### Your goal
Repeat every record below exactly, omitting any pictures.

+ + + + + + +

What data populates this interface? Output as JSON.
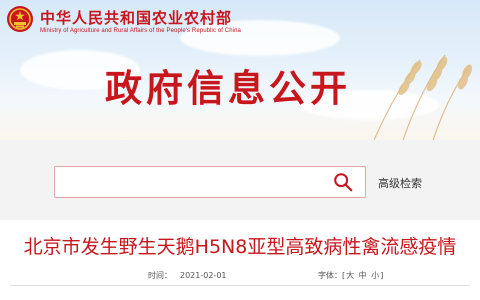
{
  "header": {
    "site_title": "中华人民共和国农业农村部",
    "site_subtitle": "Ministry of Agriculture and Rural Affairs of the People's Republic of China",
    "banner_heading": "政府信息公开"
  },
  "search": {
    "value": "",
    "placeholder": "",
    "advanced_label": "高级检索"
  },
  "article": {
    "title": "北京市发生野生天鹅H5N8亚型高致病性禽流感疫情",
    "date_label": "时间：",
    "date": "2021-02-01",
    "font_label": "字体：",
    "font_open": "[",
    "font_large": "大",
    "font_medium": "中",
    "font_small": "小",
    "font_close": "]"
  },
  "colors": {
    "brand_red": "#c8161d",
    "search_band": "#f3f3f3"
  },
  "icons": {
    "emblem": "national-emblem-icon",
    "search": "search-icon"
  }
}
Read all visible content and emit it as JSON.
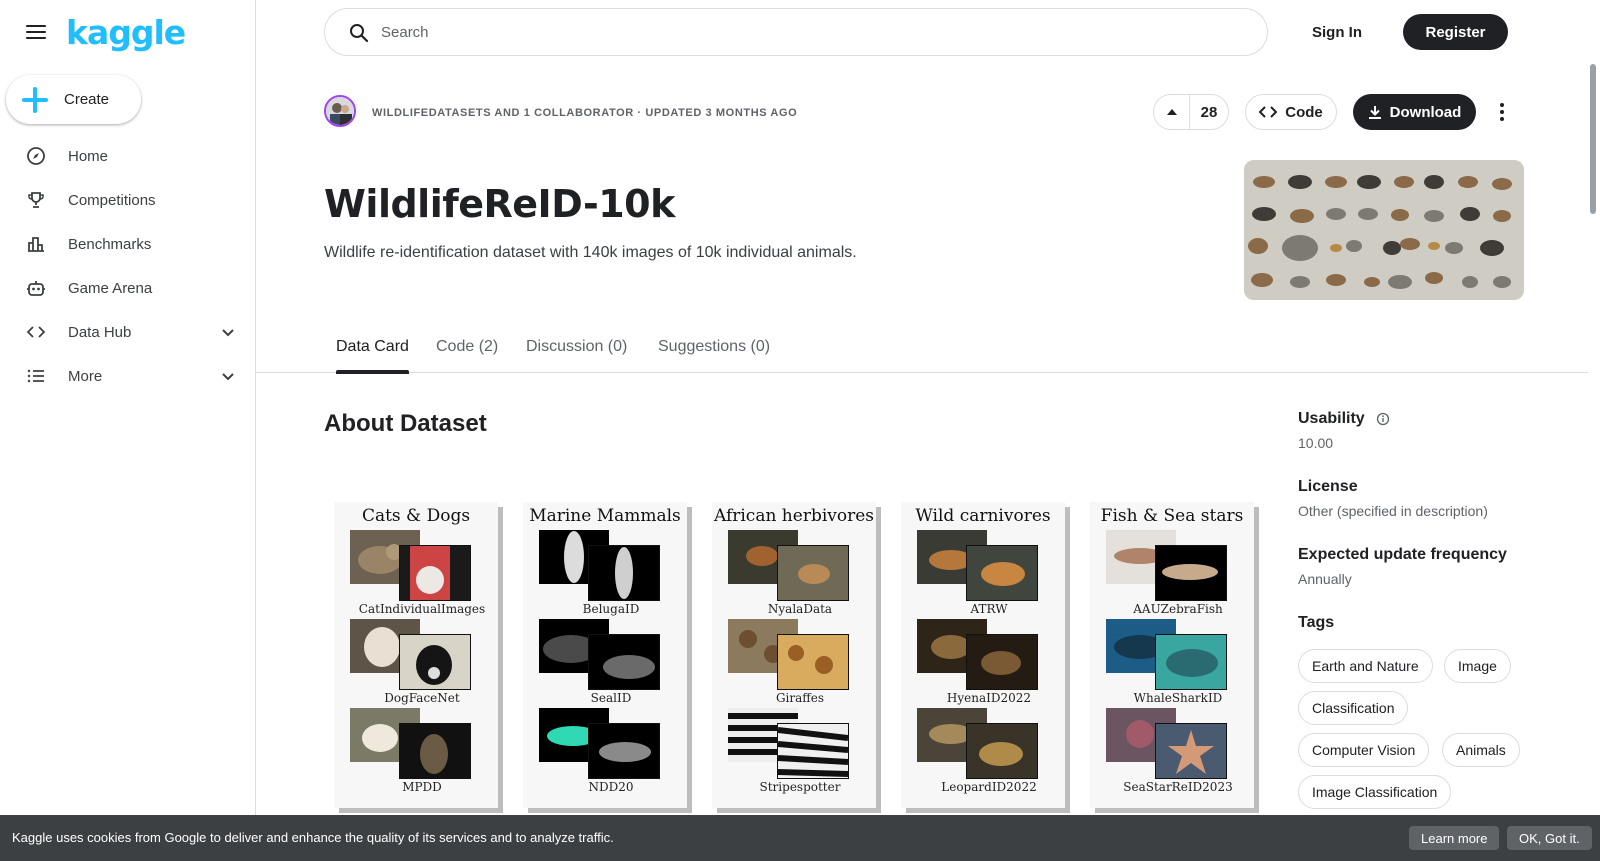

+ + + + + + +

### Output for this task
What data populates this interface? Output as JSON.
{
  "header": {
    "site_title": "中华人民共和国农业农村部",
    "site_subtitle": "Ministry of Agriculture and Rural Affairs of the People's Republic of China",
    "banner_heading": "政府信息公开"
  },
  "search": {
    "value": "",
    "placeholder": "",
    "advanced_label": "高级检索"
  },
  "article": {
    "title": "北京市发生野生天鹅H5N8亚型高致病性禽流感疫情",
    "date_label": "时间：",
    "date": "2021-02-01",
    "font_label": "字体：",
    "font_open": "[",
    "font_large": "大",
    "font_medium": "中",
    "font_small": "小",
    "font_close": "]"
  },
  "colors": {
    "brand_red": "#c8161d",
    "search_band": "#f3f3f3"
  },
  "icons": {
    "emblem": "national-emblem-icon",
    "search": "search-icon"
  }
}
Read all visible content and emit it as JSON.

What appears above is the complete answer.